Your will please report daily to the Secretary of War. Much interest is felt in your operations.


Secretary of War.

PITTSBURG LANDING, April 22, 1862.

Honorable A. LINCOLN:

No orders, to my knowledge, have been given to General Mitchel to destroy railroad bridges. On the contrary, he has saved some which were fired by the enemy. We shall be ready to move as soon as our transportation arrives.



PITTSBURG LANDING, April 22, 1862.

Major General JOHN POPE,

Commanding, Hamburg, Tenn.:

GENERAL: I inclose herewith a sketch of the country between the Tennessee River and Corinth, giving approximately the position of the roads and streams, the distances, &c.* It is proposed that your army take position on the Farmington road, its right connecting with General Buell on Lick Creek and its left covered by Chester Creek. As soon as your troops are in position and properly supplied you will repair and construct roads in advance for a forward movement. Your heavy artillery should be established for the protection of your depot, and pickets should be thrown out well in advance, to give notice of any movements of the enemy.

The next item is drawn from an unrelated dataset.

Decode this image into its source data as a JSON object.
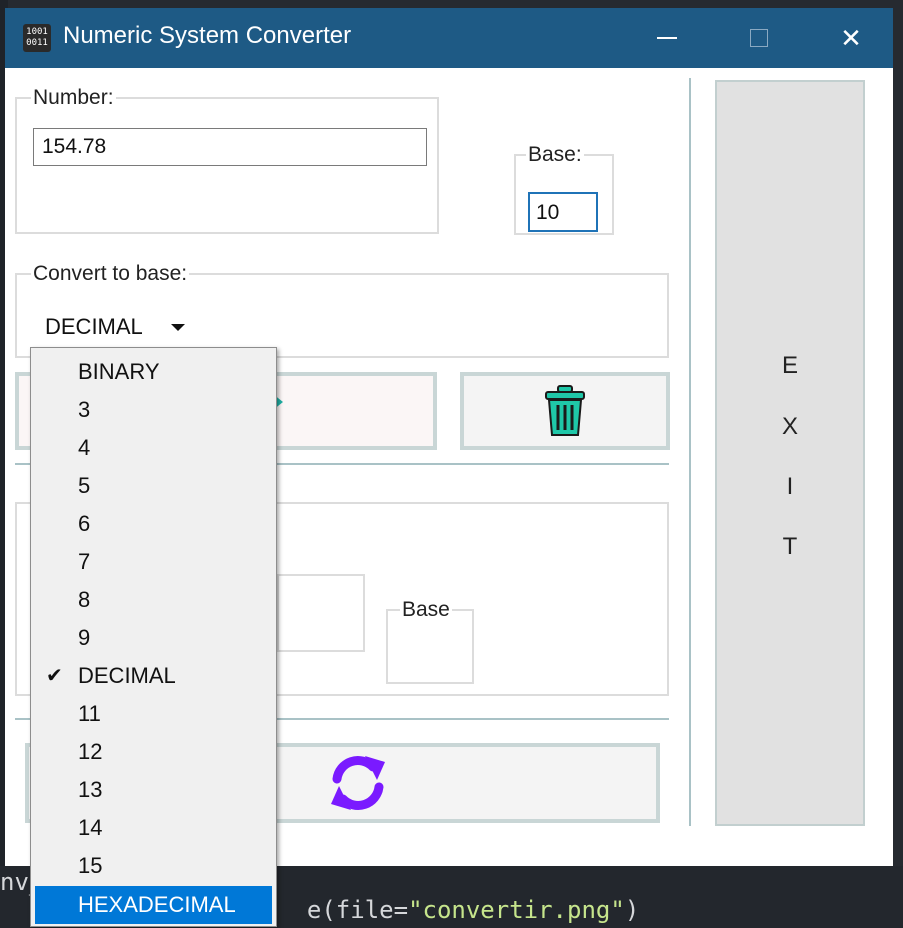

The fords of Lick Creek should be examined and arrangements made for sending couriers to General Buell's headquarters, from which place information can be telegraphed to me. As you advance, direct communication will be established from you to these headquarters by telegraph. by these means I hope that you will keep me fully informed of everything that takes place on your line. In order that there should be a concert of action between the three armies, a constant communication must be maintained with these headquarters.

General Grant's army will form the right wing, General Buell's the center, and yours the left. General Grant's right will rest on Owl Creek, and General Buell's left on Lick Creek until he advances to the crossings.

Further instructions will be given before a general advance is made.

Very respectfully, your obedient servant,




Pittsburg, April 23, 1862.

Major General U. S. GRANT, Commanding, &c.:

You will advance with your command tomorrow and take position


*Not found.